READ MORE: Sask. eyes nuclear reactors, international offices, major tech investment in growth plan

In the provincial government’s growth plan, Premier Scott Moe set a target of $9 billion in potash sales by 2030.

Saskatchewan’s energy and resource minister said the target is still attainable despite the Colonsay mine being shut down and Nutrien’s Vanscoy mine still temporarily closed.

“There are these short-term market issues and certainly these have an impact on these workers and so of course that’s to be taken very seriously. We hope to see employment in the sector return to recent levels once some of these market issues are resolved,” Bronwyn Eyre said.

“We remain convinced that Saskatchewan potash producers are well-positioned to capture the growth in demand and help the province meet those targets in the growth plan.”

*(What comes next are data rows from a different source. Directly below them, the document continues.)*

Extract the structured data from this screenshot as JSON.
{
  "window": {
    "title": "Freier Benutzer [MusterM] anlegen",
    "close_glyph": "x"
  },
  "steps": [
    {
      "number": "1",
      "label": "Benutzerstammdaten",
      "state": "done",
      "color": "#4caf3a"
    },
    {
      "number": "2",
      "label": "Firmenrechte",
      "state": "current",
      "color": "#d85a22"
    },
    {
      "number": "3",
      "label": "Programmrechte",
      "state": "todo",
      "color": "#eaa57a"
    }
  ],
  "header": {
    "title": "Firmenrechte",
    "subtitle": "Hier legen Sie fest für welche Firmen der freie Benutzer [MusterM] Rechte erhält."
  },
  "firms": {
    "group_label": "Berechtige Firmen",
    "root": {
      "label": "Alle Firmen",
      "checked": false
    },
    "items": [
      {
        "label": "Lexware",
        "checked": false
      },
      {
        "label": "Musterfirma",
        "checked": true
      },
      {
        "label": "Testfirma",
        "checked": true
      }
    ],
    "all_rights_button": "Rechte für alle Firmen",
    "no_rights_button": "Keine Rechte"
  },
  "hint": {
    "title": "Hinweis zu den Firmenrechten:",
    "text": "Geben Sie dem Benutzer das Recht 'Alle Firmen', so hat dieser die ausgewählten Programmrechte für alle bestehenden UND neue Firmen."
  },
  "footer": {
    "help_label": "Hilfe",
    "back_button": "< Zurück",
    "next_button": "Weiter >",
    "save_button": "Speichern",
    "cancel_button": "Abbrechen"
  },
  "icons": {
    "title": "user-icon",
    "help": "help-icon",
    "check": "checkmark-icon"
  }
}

Nutrien said there is no recall date for the Vanscoy mine, but it is expecting workers will be back on the job towards the end of February.